[Opening Data to use section]
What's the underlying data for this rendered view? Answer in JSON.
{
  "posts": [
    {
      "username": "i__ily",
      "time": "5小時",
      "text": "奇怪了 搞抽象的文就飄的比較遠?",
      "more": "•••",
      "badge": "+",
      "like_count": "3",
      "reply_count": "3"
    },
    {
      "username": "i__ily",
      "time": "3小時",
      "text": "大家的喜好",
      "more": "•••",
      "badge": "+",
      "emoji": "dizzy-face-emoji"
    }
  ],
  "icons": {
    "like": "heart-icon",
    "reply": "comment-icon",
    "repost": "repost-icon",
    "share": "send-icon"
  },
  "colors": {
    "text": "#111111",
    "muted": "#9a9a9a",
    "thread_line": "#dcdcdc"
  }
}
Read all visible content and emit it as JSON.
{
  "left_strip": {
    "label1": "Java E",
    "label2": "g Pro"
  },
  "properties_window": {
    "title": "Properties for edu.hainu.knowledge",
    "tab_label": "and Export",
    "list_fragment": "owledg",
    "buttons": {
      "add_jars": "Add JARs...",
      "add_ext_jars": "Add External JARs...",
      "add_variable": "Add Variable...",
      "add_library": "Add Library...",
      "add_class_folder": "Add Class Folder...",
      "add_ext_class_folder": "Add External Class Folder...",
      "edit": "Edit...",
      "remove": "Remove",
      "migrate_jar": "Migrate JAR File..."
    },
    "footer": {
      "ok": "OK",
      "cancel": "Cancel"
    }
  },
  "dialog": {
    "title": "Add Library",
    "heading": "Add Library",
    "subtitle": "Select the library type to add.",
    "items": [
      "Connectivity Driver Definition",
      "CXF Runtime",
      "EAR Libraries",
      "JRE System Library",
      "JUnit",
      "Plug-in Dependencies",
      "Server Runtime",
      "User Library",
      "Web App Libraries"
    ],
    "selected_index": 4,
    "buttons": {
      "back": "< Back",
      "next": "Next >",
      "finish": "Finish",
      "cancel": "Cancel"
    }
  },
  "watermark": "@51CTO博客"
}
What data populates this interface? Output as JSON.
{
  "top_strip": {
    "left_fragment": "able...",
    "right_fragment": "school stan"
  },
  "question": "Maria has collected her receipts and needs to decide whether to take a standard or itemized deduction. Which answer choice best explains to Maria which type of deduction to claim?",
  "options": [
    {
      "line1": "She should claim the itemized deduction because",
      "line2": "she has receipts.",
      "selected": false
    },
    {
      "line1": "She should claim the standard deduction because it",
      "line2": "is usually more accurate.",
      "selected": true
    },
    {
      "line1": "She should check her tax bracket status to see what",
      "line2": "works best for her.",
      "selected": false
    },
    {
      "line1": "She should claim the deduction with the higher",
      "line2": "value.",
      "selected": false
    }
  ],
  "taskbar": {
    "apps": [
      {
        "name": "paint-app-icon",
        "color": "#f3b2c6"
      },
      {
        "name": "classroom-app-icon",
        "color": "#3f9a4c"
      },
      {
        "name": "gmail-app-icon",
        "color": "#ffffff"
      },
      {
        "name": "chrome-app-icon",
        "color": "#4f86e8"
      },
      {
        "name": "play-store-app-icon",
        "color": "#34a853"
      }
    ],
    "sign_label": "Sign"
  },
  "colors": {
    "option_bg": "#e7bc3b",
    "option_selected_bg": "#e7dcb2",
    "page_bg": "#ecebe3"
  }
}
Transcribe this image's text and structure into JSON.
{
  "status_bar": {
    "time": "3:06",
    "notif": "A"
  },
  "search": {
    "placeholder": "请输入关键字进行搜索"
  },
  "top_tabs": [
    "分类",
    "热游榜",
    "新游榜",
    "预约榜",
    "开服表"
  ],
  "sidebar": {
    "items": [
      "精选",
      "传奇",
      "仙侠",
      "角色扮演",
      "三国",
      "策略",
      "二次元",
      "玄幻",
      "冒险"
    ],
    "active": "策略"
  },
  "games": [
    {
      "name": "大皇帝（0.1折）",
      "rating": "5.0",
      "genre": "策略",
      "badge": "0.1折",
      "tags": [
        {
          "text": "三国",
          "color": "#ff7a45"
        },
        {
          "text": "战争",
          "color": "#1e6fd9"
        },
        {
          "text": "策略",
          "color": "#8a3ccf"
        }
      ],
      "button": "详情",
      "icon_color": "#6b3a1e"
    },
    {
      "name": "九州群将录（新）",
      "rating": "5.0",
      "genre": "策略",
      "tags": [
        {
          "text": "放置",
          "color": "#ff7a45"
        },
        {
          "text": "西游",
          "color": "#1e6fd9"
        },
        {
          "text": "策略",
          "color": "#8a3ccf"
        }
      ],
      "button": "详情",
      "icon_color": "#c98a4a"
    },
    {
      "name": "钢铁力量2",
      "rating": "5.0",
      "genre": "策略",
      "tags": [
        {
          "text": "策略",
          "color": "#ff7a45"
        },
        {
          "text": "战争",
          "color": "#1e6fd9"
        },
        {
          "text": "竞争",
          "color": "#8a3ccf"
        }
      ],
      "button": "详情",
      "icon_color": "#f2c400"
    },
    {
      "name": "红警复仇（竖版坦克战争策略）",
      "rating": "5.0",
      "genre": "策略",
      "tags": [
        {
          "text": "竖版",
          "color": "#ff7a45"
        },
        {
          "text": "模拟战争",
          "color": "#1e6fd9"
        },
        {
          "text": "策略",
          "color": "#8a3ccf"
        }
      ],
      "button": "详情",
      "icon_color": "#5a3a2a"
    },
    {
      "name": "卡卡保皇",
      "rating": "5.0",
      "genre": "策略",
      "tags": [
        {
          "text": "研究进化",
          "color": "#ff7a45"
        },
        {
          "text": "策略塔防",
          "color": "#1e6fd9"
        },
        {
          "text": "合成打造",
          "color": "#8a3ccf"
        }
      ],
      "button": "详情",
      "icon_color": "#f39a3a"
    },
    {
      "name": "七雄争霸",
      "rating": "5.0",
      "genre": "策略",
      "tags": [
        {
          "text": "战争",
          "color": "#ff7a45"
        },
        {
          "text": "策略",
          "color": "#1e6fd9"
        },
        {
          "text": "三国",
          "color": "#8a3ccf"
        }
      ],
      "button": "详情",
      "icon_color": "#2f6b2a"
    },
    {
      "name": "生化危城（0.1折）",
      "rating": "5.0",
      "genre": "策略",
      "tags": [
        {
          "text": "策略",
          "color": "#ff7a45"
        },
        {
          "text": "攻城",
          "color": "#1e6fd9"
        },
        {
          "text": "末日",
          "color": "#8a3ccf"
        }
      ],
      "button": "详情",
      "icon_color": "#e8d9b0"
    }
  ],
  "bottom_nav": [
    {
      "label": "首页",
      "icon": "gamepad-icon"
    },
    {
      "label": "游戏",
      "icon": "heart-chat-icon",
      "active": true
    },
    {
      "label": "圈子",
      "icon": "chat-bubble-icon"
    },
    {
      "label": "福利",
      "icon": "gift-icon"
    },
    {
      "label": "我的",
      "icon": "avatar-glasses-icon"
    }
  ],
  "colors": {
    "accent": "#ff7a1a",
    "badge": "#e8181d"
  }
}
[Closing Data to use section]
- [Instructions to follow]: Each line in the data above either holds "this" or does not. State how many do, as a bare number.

- [Task response]: 3